+++ MATERIAL PROVIDED

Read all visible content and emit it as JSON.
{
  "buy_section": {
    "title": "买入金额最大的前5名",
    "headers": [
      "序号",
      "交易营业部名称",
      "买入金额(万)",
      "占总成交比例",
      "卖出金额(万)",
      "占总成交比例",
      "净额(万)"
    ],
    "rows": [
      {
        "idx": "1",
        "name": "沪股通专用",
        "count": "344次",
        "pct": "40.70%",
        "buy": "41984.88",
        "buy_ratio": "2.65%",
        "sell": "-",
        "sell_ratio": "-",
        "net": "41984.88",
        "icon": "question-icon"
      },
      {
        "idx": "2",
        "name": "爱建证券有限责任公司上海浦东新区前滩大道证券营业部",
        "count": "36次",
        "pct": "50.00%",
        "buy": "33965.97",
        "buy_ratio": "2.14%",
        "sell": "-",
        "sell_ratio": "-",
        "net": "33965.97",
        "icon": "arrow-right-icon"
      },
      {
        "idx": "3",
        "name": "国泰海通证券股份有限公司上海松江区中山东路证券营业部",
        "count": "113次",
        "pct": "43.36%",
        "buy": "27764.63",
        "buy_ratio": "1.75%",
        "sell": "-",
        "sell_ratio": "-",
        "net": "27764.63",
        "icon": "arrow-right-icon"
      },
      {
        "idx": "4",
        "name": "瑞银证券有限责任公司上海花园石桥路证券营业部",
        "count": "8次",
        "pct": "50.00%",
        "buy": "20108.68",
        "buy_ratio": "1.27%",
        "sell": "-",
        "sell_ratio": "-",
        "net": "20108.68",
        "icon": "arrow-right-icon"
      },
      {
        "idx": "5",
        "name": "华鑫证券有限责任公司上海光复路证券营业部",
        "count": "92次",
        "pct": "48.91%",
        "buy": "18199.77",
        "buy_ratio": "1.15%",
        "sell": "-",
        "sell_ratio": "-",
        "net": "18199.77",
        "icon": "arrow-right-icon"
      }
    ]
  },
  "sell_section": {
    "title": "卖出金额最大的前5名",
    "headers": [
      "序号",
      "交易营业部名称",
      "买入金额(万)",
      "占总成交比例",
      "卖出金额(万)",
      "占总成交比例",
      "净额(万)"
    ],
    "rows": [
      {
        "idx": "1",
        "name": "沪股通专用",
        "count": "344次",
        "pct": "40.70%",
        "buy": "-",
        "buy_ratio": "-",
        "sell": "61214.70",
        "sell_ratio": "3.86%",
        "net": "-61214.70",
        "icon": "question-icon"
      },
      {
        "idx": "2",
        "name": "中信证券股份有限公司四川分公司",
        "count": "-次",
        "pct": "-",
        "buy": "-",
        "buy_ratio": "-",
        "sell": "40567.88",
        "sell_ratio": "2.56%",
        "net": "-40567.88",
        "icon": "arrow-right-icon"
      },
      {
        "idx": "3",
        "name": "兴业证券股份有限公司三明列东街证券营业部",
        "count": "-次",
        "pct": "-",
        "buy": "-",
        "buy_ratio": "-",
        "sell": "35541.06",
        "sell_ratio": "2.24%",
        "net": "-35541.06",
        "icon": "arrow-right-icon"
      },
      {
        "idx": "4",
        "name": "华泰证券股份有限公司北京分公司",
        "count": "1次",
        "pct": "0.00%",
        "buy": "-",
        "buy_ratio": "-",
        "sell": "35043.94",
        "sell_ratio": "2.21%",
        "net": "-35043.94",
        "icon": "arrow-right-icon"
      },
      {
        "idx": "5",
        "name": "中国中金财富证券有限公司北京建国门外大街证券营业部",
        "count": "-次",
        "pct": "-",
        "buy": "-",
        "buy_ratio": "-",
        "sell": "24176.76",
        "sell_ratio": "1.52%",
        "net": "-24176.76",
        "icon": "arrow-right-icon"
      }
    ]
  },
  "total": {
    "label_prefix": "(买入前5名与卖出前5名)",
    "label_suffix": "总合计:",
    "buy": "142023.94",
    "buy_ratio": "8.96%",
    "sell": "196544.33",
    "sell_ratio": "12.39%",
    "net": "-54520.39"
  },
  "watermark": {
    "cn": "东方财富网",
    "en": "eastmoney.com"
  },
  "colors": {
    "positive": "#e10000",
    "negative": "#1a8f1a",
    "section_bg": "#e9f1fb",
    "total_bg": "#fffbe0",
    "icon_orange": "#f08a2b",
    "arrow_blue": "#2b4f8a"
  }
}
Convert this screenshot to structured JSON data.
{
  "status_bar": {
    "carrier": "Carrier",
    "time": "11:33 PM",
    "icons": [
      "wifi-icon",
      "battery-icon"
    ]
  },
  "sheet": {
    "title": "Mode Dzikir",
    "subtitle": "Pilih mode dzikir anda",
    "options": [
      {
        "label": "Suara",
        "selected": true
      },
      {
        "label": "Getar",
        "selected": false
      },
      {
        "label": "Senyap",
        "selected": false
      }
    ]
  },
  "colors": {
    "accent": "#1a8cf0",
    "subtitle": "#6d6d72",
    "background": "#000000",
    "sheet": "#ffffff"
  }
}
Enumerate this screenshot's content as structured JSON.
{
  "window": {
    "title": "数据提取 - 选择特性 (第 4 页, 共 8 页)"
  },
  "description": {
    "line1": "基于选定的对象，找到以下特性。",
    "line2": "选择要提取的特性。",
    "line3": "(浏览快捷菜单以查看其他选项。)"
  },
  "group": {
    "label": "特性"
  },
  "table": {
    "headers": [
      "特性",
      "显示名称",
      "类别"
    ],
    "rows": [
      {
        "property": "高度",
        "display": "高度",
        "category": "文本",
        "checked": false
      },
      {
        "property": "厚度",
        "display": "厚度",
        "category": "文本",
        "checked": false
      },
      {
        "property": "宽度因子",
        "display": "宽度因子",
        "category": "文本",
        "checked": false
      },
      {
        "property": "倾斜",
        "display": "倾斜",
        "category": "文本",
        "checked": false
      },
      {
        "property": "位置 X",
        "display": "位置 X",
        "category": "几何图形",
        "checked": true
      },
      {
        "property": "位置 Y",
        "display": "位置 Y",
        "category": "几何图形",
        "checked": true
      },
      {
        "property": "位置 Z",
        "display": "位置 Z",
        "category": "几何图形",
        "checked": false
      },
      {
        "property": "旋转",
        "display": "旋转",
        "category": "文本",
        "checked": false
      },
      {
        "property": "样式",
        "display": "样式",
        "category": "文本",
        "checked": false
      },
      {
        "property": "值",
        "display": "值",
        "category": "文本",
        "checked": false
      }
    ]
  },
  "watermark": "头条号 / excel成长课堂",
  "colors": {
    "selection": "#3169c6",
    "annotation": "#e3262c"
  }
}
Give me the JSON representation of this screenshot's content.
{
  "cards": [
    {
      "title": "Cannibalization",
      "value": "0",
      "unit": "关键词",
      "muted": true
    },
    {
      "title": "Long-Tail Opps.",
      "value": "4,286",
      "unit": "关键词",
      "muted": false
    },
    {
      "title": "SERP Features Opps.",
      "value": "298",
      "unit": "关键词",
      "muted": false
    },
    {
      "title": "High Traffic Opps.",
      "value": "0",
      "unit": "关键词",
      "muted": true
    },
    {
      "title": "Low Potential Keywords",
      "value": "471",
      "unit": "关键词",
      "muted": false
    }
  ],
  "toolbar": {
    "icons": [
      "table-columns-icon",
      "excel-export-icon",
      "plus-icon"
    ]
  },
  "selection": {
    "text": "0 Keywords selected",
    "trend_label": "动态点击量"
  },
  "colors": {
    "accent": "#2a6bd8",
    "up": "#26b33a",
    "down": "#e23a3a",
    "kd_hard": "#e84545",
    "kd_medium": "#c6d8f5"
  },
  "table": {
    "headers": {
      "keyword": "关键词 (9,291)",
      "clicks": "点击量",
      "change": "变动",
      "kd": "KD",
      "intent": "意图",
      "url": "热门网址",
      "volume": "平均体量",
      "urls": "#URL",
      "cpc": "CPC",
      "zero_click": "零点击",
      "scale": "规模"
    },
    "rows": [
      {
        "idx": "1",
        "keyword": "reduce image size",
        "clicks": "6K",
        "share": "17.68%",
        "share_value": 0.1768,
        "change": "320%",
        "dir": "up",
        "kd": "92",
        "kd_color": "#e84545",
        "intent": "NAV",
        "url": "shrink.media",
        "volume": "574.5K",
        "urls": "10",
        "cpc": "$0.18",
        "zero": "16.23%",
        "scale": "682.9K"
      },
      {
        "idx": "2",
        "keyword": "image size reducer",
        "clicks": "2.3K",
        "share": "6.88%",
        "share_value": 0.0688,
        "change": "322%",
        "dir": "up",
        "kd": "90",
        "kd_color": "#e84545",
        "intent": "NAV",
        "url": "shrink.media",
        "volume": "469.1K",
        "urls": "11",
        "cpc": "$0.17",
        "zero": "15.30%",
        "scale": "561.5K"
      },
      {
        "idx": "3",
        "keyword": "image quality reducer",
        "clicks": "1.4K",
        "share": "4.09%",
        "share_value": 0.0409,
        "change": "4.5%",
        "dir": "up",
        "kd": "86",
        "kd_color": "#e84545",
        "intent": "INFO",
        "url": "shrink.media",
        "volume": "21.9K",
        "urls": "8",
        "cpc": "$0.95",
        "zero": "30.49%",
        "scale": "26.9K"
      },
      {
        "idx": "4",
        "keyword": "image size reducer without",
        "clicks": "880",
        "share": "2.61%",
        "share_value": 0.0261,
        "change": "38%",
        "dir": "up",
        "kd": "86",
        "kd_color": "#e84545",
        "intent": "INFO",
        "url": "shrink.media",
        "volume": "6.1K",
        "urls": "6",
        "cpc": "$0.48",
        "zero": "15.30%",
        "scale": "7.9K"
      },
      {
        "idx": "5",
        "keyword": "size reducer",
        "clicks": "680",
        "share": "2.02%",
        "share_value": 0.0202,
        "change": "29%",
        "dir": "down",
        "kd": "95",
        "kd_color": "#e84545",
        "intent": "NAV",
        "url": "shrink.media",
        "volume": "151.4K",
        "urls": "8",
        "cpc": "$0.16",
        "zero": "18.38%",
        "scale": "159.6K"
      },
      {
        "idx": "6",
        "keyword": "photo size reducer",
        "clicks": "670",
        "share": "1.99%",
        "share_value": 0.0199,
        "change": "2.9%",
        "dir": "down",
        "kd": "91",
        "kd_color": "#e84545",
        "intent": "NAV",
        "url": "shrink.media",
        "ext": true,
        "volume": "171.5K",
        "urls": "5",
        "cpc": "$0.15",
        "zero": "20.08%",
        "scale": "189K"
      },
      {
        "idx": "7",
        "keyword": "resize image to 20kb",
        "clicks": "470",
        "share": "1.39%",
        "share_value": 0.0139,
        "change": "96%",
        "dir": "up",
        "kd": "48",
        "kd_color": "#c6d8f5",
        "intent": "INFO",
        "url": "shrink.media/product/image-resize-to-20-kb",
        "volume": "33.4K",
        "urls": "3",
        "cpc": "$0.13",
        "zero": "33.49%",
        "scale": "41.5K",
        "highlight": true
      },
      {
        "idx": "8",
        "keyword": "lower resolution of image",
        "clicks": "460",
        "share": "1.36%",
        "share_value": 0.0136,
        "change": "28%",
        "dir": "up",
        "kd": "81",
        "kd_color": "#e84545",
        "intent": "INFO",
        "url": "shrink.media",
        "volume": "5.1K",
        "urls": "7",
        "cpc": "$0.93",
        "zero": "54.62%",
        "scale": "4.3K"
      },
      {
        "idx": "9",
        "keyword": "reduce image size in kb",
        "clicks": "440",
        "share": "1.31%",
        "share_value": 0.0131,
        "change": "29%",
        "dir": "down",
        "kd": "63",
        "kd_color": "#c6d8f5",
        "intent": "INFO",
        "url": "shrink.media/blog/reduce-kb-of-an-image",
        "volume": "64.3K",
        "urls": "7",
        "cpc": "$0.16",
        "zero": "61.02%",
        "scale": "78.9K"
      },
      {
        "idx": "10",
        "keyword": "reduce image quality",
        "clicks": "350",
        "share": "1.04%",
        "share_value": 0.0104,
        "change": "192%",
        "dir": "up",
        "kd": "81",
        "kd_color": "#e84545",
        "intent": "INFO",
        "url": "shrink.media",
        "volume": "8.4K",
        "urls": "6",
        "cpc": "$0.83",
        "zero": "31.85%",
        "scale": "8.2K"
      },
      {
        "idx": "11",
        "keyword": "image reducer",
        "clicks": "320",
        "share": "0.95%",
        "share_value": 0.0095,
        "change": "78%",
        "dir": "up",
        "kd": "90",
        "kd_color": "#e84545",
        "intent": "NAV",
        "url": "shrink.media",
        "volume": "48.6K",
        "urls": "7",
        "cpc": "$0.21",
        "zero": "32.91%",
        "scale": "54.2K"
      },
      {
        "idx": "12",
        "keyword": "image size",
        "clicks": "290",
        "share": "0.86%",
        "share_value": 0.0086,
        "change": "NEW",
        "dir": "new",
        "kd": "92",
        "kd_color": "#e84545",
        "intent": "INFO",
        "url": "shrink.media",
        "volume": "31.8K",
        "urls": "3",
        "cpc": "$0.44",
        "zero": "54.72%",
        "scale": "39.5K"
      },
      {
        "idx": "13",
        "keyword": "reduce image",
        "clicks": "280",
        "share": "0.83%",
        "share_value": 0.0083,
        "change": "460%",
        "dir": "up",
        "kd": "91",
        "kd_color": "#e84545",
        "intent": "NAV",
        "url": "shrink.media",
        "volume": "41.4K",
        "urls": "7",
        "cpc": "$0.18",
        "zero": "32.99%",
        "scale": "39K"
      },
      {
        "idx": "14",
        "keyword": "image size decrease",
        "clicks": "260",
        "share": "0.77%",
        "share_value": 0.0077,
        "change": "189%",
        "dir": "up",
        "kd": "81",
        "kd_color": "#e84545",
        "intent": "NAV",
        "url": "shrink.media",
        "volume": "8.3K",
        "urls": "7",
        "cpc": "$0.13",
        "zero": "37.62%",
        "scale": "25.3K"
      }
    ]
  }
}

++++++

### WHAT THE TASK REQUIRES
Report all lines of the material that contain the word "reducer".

### TASK ANSWER
        "keyword": "image size reducer",
        "keyword": "image quality reducer",
        "keyword": "image size reducer without",
        "keyword": "size reducer",
        "keyword": "photo size reducer",
        "keyword": "image reducer",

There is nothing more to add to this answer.